with officers in an ultimately failed effort to stop the congressional 
certification of Democrat Joe Biden's victory.

   Since then, about 1,000 participants have been arrested, many racking up 
steep legal bills and expressing regret and contrition in court for their 
actions. Some have complained of feeling abandoned by Trump. And conspiracy 
theories that the riot was fueled or even set up by undercover law enforcement 
informants in the crowd have continued to flourish online, with Trump 
supporters citing that angst as a basis for steering clear of a new large-scale 

   "How many Feds/Fed assets are in place to turn protest against the political 
arrest of Pres Trump into violence?" tweeted Rep. Marjorie-Taylor Greene. The 
Georgia Republican also invoked a conspiracy theory that an FBI informant had 
instigated the Jan. 6 riot.

   "Has Ray Epps booked his flight to NY yet?" she tweeted on Sunday.

   Epps, an Arizona man, was filmed encouraging others to enter the Capitol. 
Conspiracy theorists believe Epps was an FBI informant because he was removed 
from a Jan. 6 "wanted" list without being charged. In January, the House 
committee that investigated the Capitol attack said the claims about Epps were 

   John Scott-Railton, a senior researcher at Citizen Lab who has tracked the 
"Stop the Steal" movement online, said anxiety over being entrapped by 
so-called agent provocateurs feeds a "paranoia that if they go and do violence, 
they may get caught and there may be consequences."

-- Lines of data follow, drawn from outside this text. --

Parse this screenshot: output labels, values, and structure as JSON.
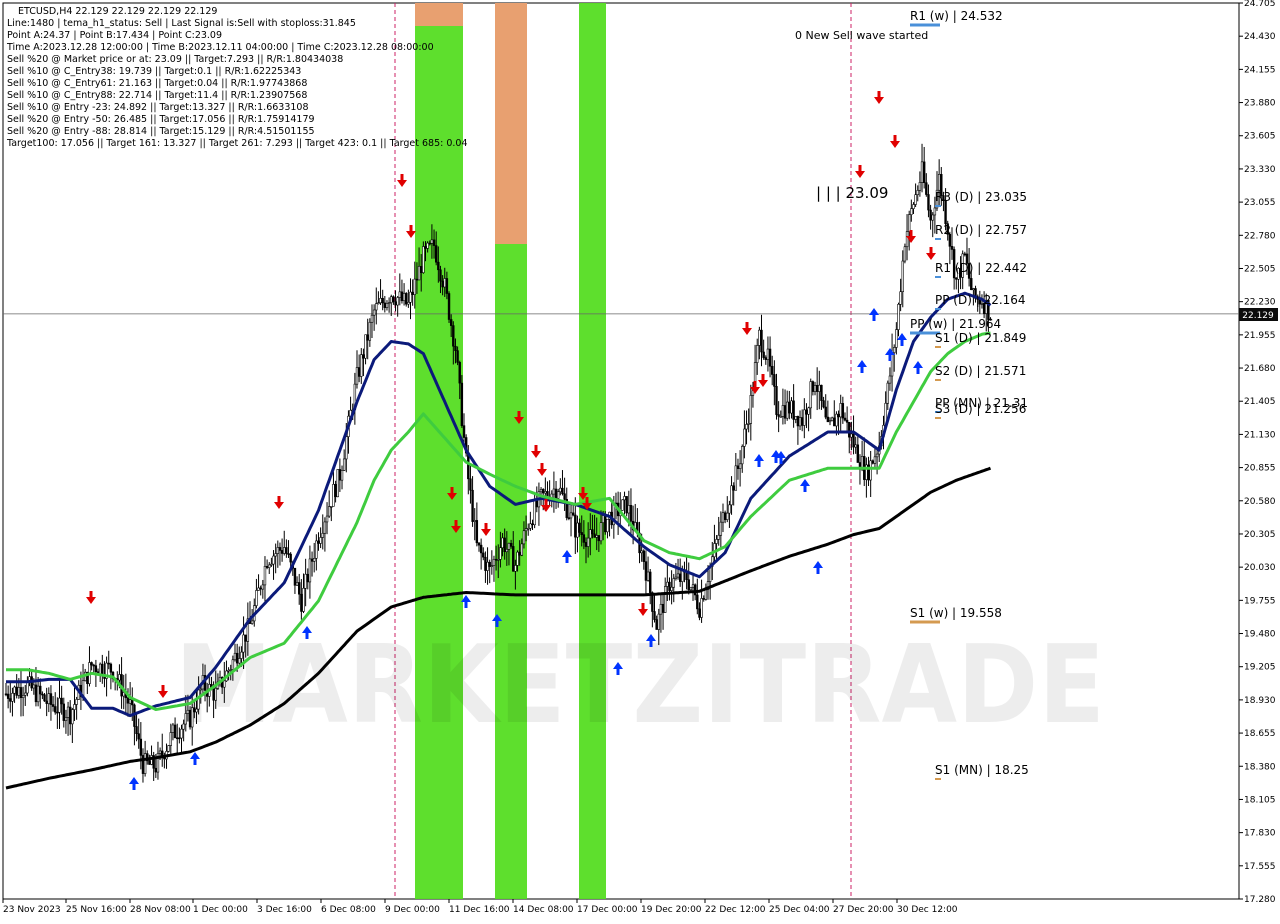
{
  "header": {
    "symbol_line": "ETCUSD,H4  22.129 22.129 22.129 22.129",
    "info_lines": [
      "Line:1480 | tema_h1_status: Sell | Last Signal is:Sell with stoploss:31.845",
      "Point A:24.37 | Point B:17.434 | Point C:23.09",
      "Time A:2023.12.28 12:00:00 | Time B:2023.12.11 04:00:00 | Time C:2023.12.28 08:00:00",
      "Sell %20 @ Market price or at: 23.09 || Target:7.293 || R/R:1.80434038",
      "Sell %10 @ C_Entry38: 19.739 || Target:0.1 || R/R:1.62225343",
      "Sell %10 @ C_Entry61: 21.163 || Target:0.04 || R/R:1.97743868",
      "Sell %10 @ C_Entry88: 22.714 || Target:11.4 || R/R:1.23907568",
      "Sell %10 @ Entry -23: 24.892 || Target:13.327 || R/R:1.6633108",
      "Sell %20 @ Entry -50: 26.485 || Target:17.056 || R/R:1.75914179",
      "Sell %20 @ Entry -88: 28.814 || Target:15.129 || R/R:4.51501155",
      "Target100: 17.056 || Target 161: 13.327 || Target 261: 7.293 || Target 423: 0.1 || Target 685: 0.04"
    ]
  },
  "watermark": "MARKETZITRADE",
  "annotations": {
    "wave_text": "0 New Sell wave started",
    "c_label": "| | | 23.09"
  },
  "current_price": "22.129",
  "colors": {
    "blue_ma": "#0b1a7a",
    "green_ma": "#3fcc3f",
    "black_ma": "#000000",
    "zone_green": "#55dd22",
    "zone_orange": "#e8a070",
    "sell_arrow": "#e00000",
    "buy_arrow": "#0033ff"
  },
  "chart_data": {
    "type": "candlestick",
    "symbol": "ETCUSD",
    "timeframe": "H4",
    "ylim": [
      17.28,
      24.705
    ],
    "y_ticks": [
      "24.705",
      "24.430",
      "24.155",
      "23.880",
      "23.605",
      "23.330",
      "23.055",
      "22.780",
      "22.505",
      "22.230",
      "21.955",
      "21.680",
      "21.405",
      "21.130",
      "20.855",
      "20.580",
      "20.305",
      "20.030",
      "19.755",
      "19.480",
      "19.205",
      "18.930",
      "18.655",
      "18.380",
      "18.105",
      "17.830",
      "17.555",
      "17.280"
    ],
    "x_ticks": [
      "23 Nov 2023",
      "25 Nov 16:00",
      "28 Nov 08:00",
      "1 Dec 00:00",
      "3 Dec 16:00",
      "6 Dec 08:00",
      "9 Dec 00:00",
      "11 Dec 16:00",
      "14 Dec 08:00",
      "17 Dec 00:00",
      "19 Dec 20:00",
      "22 Dec 12:00",
      "25 Dec 04:00",
      "27 Dec 20:00",
      "30 Dec 12:00"
    ],
    "price_anchors": [
      [
        0,
        18.98
      ],
      [
        10,
        19.05
      ],
      [
        20,
        18.9
      ],
      [
        30,
        18.82
      ],
      [
        40,
        19.22
      ],
      [
        50,
        19.18
      ],
      [
        58,
        18.88
      ],
      [
        64,
        18.4
      ],
      [
        70,
        18.38
      ],
      [
        78,
        18.65
      ],
      [
        86,
        18.78
      ],
      [
        92,
        19.05
      ],
      [
        98,
        18.98
      ],
      [
        106,
        19.25
      ],
      [
        114,
        19.55
      ],
      [
        122,
        20.1
      ],
      [
        130,
        20.2
      ],
      [
        138,
        19.75
      ],
      [
        146,
        20.3
      ],
      [
        156,
        20.8
      ],
      [
        164,
        21.6
      ],
      [
        172,
        22.15
      ],
      [
        180,
        22.3
      ],
      [
        188,
        22.2
      ],
      [
        195,
        22.6
      ],
      [
        200,
        22.7
      ],
      [
        205,
        22.35
      ],
      [
        210,
        21.85
      ],
      [
        215,
        20.9
      ],
      [
        220,
        20.2
      ],
      [
        226,
        20.0
      ],
      [
        232,
        20.25
      ],
      [
        238,
        20.05
      ],
      [
        244,
        20.4
      ],
      [
        250,
        20.6
      ],
      [
        258,
        20.7
      ],
      [
        266,
        20.35
      ],
      [
        274,
        20.25
      ],
      [
        282,
        20.45
      ],
      [
        290,
        20.55
      ],
      [
        298,
        20.1
      ],
      [
        304,
        19.55
      ],
      [
        310,
        19.9
      ],
      [
        318,
        19.95
      ],
      [
        324,
        19.7
      ],
      [
        330,
        20.1
      ],
      [
        336,
        20.5
      ],
      [
        342,
        20.85
      ],
      [
        348,
        21.4
      ],
      [
        352,
        21.95
      ],
      [
        356,
        21.75
      ],
      [
        360,
        21.35
      ],
      [
        366,
        21.35
      ],
      [
        372,
        21.25
      ],
      [
        378,
        21.6
      ],
      [
        384,
        21.15
      ],
      [
        390,
        21.35
      ],
      [
        396,
        21.05
      ],
      [
        402,
        20.8
      ],
      [
        408,
        21.05
      ],
      [
        412,
        21.5
      ],
      [
        416,
        22.0
      ],
      [
        420,
        22.75
      ],
      [
        424,
        23.05
      ],
      [
        428,
        23.3
      ],
      [
        432,
        22.9
      ],
      [
        436,
        23.25
      ],
      [
        440,
        22.85
      ],
      [
        444,
        22.4
      ],
      [
        448,
        22.6
      ],
      [
        452,
        22.25
      ],
      [
        456,
        22.25
      ],
      [
        460,
        22.13
      ]
    ],
    "series": [
      {
        "name": "",
        "color": "#0b1a7a",
        "anchors": [
          [
            0,
            19.08
          ],
          [
            10,
            19.08
          ],
          [
            20,
            19.1
          ],
          [
            30,
            19.1
          ],
          [
            40,
            18.86
          ],
          [
            50,
            18.86
          ],
          [
            58,
            18.8
          ],
          [
            70,
            18.88
          ],
          [
            86,
            18.95
          ],
          [
            98,
            19.2
          ],
          [
            114,
            19.6
          ],
          [
            130,
            19.9
          ],
          [
            146,
            20.5
          ],
          [
            164,
            21.4
          ],
          [
            172,
            21.75
          ],
          [
            180,
            21.9
          ],
          [
            188,
            21.88
          ],
          [
            195,
            21.8
          ],
          [
            205,
            21.4
          ],
          [
            215,
            21.0
          ],
          [
            226,
            20.7
          ],
          [
            238,
            20.55
          ],
          [
            250,
            20.6
          ],
          [
            266,
            20.55
          ],
          [
            282,
            20.45
          ],
          [
            298,
            20.2
          ],
          [
            310,
            20.05
          ],
          [
            324,
            19.95
          ],
          [
            336,
            20.15
          ],
          [
            348,
            20.6
          ],
          [
            366,
            20.95
          ],
          [
            384,
            21.15
          ],
          [
            396,
            21.15
          ],
          [
            408,
            21.0
          ],
          [
            416,
            21.5
          ],
          [
            424,
            21.9
          ],
          [
            432,
            22.1
          ],
          [
            440,
            22.25
          ],
          [
            448,
            22.3
          ],
          [
            456,
            22.25
          ],
          [
            460,
            22.2
          ]
        ]
      },
      {
        "name": "",
        "color": "#3fcc3f",
        "anchors": [
          [
            0,
            19.18
          ],
          [
            10,
            19.18
          ],
          [
            20,
            19.15
          ],
          [
            30,
            19.1
          ],
          [
            40,
            19.15
          ],
          [
            50,
            19.12
          ],
          [
            58,
            18.95
          ],
          [
            70,
            18.85
          ],
          [
            86,
            18.9
          ],
          [
            98,
            19.05
          ],
          [
            114,
            19.28
          ],
          [
            130,
            19.4
          ],
          [
            146,
            19.75
          ],
          [
            164,
            20.4
          ],
          [
            172,
            20.75
          ],
          [
            180,
            21.0
          ],
          [
            188,
            21.15
          ],
          [
            195,
            21.3
          ],
          [
            205,
            21.1
          ],
          [
            215,
            20.9
          ],
          [
            226,
            20.8
          ],
          [
            238,
            20.7
          ],
          [
            250,
            20.62
          ],
          [
            266,
            20.55
          ],
          [
            282,
            20.6
          ],
          [
            298,
            20.25
          ],
          [
            310,
            20.15
          ],
          [
            324,
            20.1
          ],
          [
            336,
            20.2
          ],
          [
            348,
            20.45
          ],
          [
            366,
            20.75
          ],
          [
            384,
            20.85
          ],
          [
            396,
            20.85
          ],
          [
            408,
            20.85
          ],
          [
            416,
            21.15
          ],
          [
            424,
            21.4
          ],
          [
            432,
            21.65
          ],
          [
            440,
            21.8
          ],
          [
            448,
            21.9
          ],
          [
            456,
            21.96
          ],
          [
            460,
            21.97
          ]
        ]
      },
      {
        "name": "",
        "color": "#000000",
        "anchors": [
          [
            0,
            18.2
          ],
          [
            20,
            18.28
          ],
          [
            40,
            18.35
          ],
          [
            58,
            18.42
          ],
          [
            70,
            18.45
          ],
          [
            86,
            18.5
          ],
          [
            98,
            18.58
          ],
          [
            114,
            18.72
          ],
          [
            130,
            18.9
          ],
          [
            146,
            19.15
          ],
          [
            164,
            19.5
          ],
          [
            180,
            19.7
          ],
          [
            195,
            19.78
          ],
          [
            215,
            19.82
          ],
          [
            238,
            19.8
          ],
          [
            266,
            19.8
          ],
          [
            298,
            19.8
          ],
          [
            324,
            19.83
          ],
          [
            348,
            20.0
          ],
          [
            366,
            20.12
          ],
          [
            384,
            20.22
          ],
          [
            396,
            20.3
          ],
          [
            408,
            20.35
          ],
          [
            420,
            20.5
          ],
          [
            432,
            20.65
          ],
          [
            444,
            20.75
          ],
          [
            460,
            20.85
          ]
        ]
      }
    ],
    "levels": [
      {
        "label": "R1 (w) | 24.532",
        "value": 24.532,
        "color": "#4a90d9"
      },
      {
        "label": "R3 (D) | 23.035",
        "value": 23.035,
        "color": "#4a90d9"
      },
      {
        "label": "R2 (D) | 22.757",
        "value": 22.757,
        "color": "#4a90d9"
      },
      {
        "label": "R1 (D) | 22.442",
        "value": 22.442,
        "color": "#4a90d9"
      },
      {
        "label": "PP (D) | 22.164",
        "value": 22.164,
        "color": "#4a90d9"
      },
      {
        "label": "PP (w) | 21.964",
        "value": 21.964,
        "color": "#4a90d9"
      },
      {
        "label": "S1 (D) | 21.849",
        "value": 21.849,
        "color": "#d49a50"
      },
      {
        "label": "S2 (D) | 21.571",
        "value": 21.571,
        "color": "#d49a50"
      },
      {
        "label": "PP (MN) | 21.31",
        "value": 21.31,
        "color": "#4a90d9"
      },
      {
        "label": "S3 (D) | 21.256",
        "value": 21.256,
        "color": "#d49a50"
      },
      {
        "label": "S1 (w) | 19.558",
        "value": 19.558,
        "color": "#d49a50"
      },
      {
        "label": "S1 (MN) | 18.25",
        "value": 18.25,
        "color": "#d49a50"
      }
    ]
  }
}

   "It seems to reduce a lot of people's willingness to make big statements 
about being willing to go out" and engage in violence, he said.

   A grand jury is investigating hush money payments to women who alleged 
sexual encounters with Trump. Prosecutors have not said when their work might 
conclude or when charges could come.

   The conflicted feelings over how far to support Trump in his fight against 
prosecution extends into the political realm. His own vice president, Mike 
Pence, who's expected to challenge Trump for the Republican nomination, 
castigated Trump in an ABC News interview this weekend as "reckless" for his 
actions on Jan. 6 and said history would hold him accountable -- even as he 
echoed the former president's rhetoric that an indictment would be a 
"politically charged prosecution."

   "I have no doubt that President Trump knows how to take care of himself. And 
he will. But that doesn't make it right to have a politically charged 
prosecution of a former president of the United States of America," Pence said.

   The opening day of the House Republican conference in Orlando, Florida, was 
quickly overshadowed with the news of a potential indictment. Speaker Kevin 
McCarthy and other House Republicans called the possibility outrageous and 
criticized District Attorney Alvin Bragg for what they called "reckless crime" 
in New York City.

   McCarthy said he has assembled congressional investigators to probe if Bragg 
used Justice Department grants to pursue the Trump case. But despite the heated 
rhetoric toward Bragg, Republican leaders stopped short of Trump's calls for 
protesters to "take our nation back."

   "I don't think people should protest this. I think President Trump, when you 
talk to him, he doesn't think that, either," McCarthy said.

Copyright DTN. All rights reserved. Disclaimer.
Powered By DTN